  • Let Windows decide: Automatically select the 60 Hz or 90 Hz experience based on your PC's hardware configuration.
  • 60 Hz
  • 90 Hz


When first setting up the HP Reverb G2 headset, the frame rate will be changed to 90 Hz to ensure the best experience. If needed, you can change this to 60 Hz or Let Windows decide.

Input switching

This setting controls the behavior of Windows Mixed Reality in response to your headset's presence sensor:

  • Automatically switch using headset presence sensor (default): Windows will automatically direct input (keyboard, mouse...) to Windows Mixed Reality whenever you're wearing your headset. You can override this at any time with Win + Y.
  • Manually switch using Windows logo key + Y: Windows won't use the headset presence sensor to detect when you're wearing your headset. You'll need to use Win + Y to switch your input between your PC desktop and Windows Mixed Reality.

This setting is available on Windows 10, version 1903, or newer, and on Windows 11.

Installing Microsoft Edge

To use the new Chromium-based Microsoft Edge in Windows Mixed Reality home, upgrade to Windows 10 Version 1903 or later, or Windows 11 for native support of Win32 applications (like the new Microsoft Edge) in Windows Mixed Reality home. Check Windows Update, manually install the latest version of Windows 10, or install the latest version of Windows 11.


The new Microsoft Edge launches with support for WebXR, the new standard for creating immersive web experiences for VR headsets.
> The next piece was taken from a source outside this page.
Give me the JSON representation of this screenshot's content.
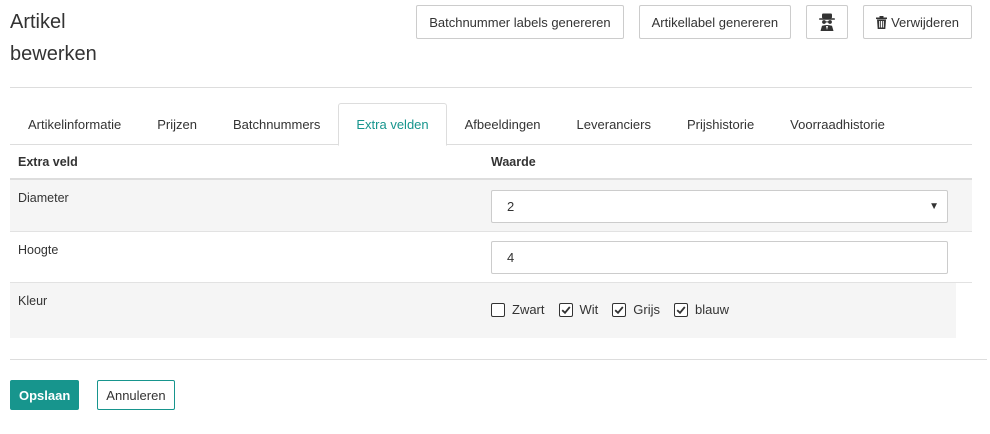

You will no longer be able to play WebVR experiences in Microsoft Edge if you install the new Microsoft Edge.

Issues with the new Microsoft Edge in Windows Mixed Reality

Known issues resolved by the 2020-01 Cumulative update for Windows 10 Version 1903 (or later)

  • Launching any Win32 app, including the new Microsoft Edge, causes the headset display to briefly freeze.
  • The Microsoft Edge tile disappears from the Windows Mixed Reality Start menu (you can find it in the “Classic apps” folder).
  • Windows from the previous Microsoft Edge are still placed around the mixed reality home, but cannot be used. Attempting to activate those windows launches Edge in the Desktop app.
  • Selecting a hyperlink in the mixed reality home launches a web browser on the desktop instead of the mixed reality home.
  • The WebVR Showcase app is present in the mixed reality home, despite WebVR no longer being supported.
  • General improvements to keyboard launch and visuals.

Additional known issues

  • Websites open in Windows Mixed Reality will be lost when Mixed Reality Portal closes, though the Microsoft Edge windows will remain where they were placed in the mixed reality home.
  • Audio from Microsoft Edge windows isn't spatialized.
  • Fixed in 360 Viewer extension version 2.3.8: Opening a 360 video from YouTube in Windows Mixed Reality may result in the video being distorted in the headset. Restarting Edge should invisibly update the 360 Viewer extension to resolve this issue. You can confirm which version of the extension you have by entering edge://system/ in the address bar and selecting the "Expand" button next to "extensions."
  • During Windows Mixed Reality sessions, virtual monitors will appear as generic physical monitors in Settings > System > Display.

Launching mixed reality after the first time

Entering mixed reality a second time is as easy as putting the headset back on while it's connected to your PC. You can also launch the Mixed Reality Portal application manually by opening it from the Start menu. Input and audio will route automatically to the headset when you put it on, or you can trigger this manually by pressing Windows + Y on your keyboard.

See also